The Downtown Detroit Partnership has a strong history of working closely with city, county and state government officials to support the Downtown in many factions. Here at the Coleman A. Young Municipal Center, we look at Detroit’s diverse leadership over the past 100 years and DDP’s neutral yet activating role.
From 1824 to 1857, Detroit mayors served one-year terms; that increased to two years from 1858 to 1953, and after 1953 mayoral terms were four years. In November 2021, voters re-elected Mayor Mike Duggan to his third term, only the second mayor to achieve this. Mayor Coleman Young, this building’s namesake, served an unprecedented five terms from 1974 to 1994
“The Mayor serves as Chief Executive Officer for the City and oversees all of the City’s departments. Under the direction of the Mayor, the Executive Team is responsible for developing and directing the execution of the Mayor’s vision and key initiatives. The Executive Office also includes support staff involved in the day-to-day administration of routine executive office duties, special projects, and community-oriented events.” City of Detroit website.
DDP prides its collaboration with the public, private and philanthropic communities. Given the above, it quickly becomes evident that without a strong working relationship with city leadership, an organization such as the DDP would struggle to carry out its mission. Detroit business leaders understood this and over the past 100 years, that working relationship was often the catalyst to successfully executing new products and programs launched by the DDP and its predecessors.
Detroit’s mayoral history is ripe with fascinating individuals like most major cities. “Detroit has had 75 mayors in its 313-year history, and, like the city itself, there’s plenty of good — and plenty of bad,” says Dan Austin of the Detroit Free Press. The City has had more than its share of scandal and corruption. However, whatever the party or politics of the day, the position yields power and prestige, and the City would not be what or where it is without these leaders.
Detroiters loved Mayor Young, but he was also considered a polarizing figure. According to the Michigan Chronicle: “Young’s tenure as Mayor was controversial from beginning to end. His combativeness on race endeared him to blacks but turned off many whites, some of whom accused Young of racism, especially when he scorned political challengers as ‘Uncle Toms.’ He was a big daddy, a black Santa Claus, a popular streetwise politician, and a hero to the people of Detroit. He was all for his people and never changed who he was to make anyone else feel comfortable.”

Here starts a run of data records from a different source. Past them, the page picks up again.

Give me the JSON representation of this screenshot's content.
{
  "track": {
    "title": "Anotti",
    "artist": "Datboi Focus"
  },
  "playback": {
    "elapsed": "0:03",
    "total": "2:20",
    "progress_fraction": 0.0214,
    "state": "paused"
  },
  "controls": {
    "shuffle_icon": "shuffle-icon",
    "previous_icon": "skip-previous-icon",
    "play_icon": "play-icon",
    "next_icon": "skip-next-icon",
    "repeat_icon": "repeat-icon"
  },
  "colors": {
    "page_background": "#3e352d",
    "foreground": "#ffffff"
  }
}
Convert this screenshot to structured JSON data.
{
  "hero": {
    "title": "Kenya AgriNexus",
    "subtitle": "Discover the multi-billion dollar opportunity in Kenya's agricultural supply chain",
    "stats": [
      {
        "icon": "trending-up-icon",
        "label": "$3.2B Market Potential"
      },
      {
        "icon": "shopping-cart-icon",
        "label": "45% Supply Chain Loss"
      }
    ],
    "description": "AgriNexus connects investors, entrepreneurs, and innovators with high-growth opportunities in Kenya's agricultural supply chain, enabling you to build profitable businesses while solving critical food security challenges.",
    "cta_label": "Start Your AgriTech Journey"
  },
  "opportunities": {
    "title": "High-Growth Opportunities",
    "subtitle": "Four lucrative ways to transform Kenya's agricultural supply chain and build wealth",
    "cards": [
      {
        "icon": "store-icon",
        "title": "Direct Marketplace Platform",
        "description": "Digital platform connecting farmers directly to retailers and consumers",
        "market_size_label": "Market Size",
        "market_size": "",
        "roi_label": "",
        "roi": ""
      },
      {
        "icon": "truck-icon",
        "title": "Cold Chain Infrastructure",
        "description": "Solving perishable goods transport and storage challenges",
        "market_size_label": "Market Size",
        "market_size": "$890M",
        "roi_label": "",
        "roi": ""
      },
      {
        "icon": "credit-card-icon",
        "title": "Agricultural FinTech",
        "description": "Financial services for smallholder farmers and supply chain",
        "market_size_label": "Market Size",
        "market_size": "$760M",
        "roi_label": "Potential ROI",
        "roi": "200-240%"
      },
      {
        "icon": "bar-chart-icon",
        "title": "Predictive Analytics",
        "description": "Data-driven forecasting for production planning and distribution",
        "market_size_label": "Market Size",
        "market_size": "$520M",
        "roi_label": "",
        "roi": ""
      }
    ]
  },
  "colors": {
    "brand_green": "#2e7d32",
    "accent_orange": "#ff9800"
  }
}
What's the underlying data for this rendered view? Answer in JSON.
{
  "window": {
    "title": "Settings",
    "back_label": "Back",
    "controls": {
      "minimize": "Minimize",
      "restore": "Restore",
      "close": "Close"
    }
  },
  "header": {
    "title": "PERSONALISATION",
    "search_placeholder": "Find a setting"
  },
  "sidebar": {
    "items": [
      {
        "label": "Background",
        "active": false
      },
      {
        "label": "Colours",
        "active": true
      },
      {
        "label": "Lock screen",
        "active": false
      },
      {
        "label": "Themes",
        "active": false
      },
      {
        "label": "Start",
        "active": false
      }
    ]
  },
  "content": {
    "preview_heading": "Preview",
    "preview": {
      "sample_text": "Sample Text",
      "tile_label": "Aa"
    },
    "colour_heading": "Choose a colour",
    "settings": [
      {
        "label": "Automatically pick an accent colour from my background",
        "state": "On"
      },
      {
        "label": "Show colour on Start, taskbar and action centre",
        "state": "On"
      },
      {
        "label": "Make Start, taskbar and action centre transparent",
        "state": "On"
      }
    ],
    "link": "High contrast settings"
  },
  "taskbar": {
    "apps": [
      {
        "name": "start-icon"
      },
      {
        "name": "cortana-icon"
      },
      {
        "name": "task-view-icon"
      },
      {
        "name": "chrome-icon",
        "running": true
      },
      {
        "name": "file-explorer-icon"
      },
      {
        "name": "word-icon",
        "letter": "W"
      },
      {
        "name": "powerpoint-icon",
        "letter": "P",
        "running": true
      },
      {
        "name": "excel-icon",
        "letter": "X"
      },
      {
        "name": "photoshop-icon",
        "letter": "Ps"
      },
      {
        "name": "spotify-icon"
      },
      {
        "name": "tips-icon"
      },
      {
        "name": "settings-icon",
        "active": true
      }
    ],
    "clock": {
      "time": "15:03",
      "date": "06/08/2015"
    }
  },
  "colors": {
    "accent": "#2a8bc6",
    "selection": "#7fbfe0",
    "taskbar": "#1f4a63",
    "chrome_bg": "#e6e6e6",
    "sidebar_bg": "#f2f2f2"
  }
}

One very comfortable leader with Mayor Young was Central Business District Association (CBDA) President Diane Edgecomb. The CDBA, a forerunner to the DDP, Edgecomb and Young developed a lifelong friendship. Both had the City’s interest in mind and a vision for a vibrant and engaging city for residents and businesses. During their collective tenures, the CDBA, working alongside the city government, instituted many vital programs, including Ethnic Festivals, the lighting of the Ambassador Bridge, Detroit Aglow, holiday lighting, and so much more.
Our more recent mayors have been excellent partners in supporting the DDP’s successful implementation of many programs, perhaps most importantly, the passage of Public Act 126, providing a structure to establish, fund and oversee the Downtown Detroit Business Improvement Zone. The program had the support of Mayor Dave Bing, and now this public organization works daily to create a vibrant, clean and safe Downtown.
While it is impossible to highlight all of Detroit’s mayors here, we’ve provided two perspectives on the subject from the Detroit Free Press.
The 5 worst mayors in Detroit history (freep.com)
Meet the 5 best mayors in Detroit history (freep.com)
Click here for a complete list of mayors from the City’s inception to the present.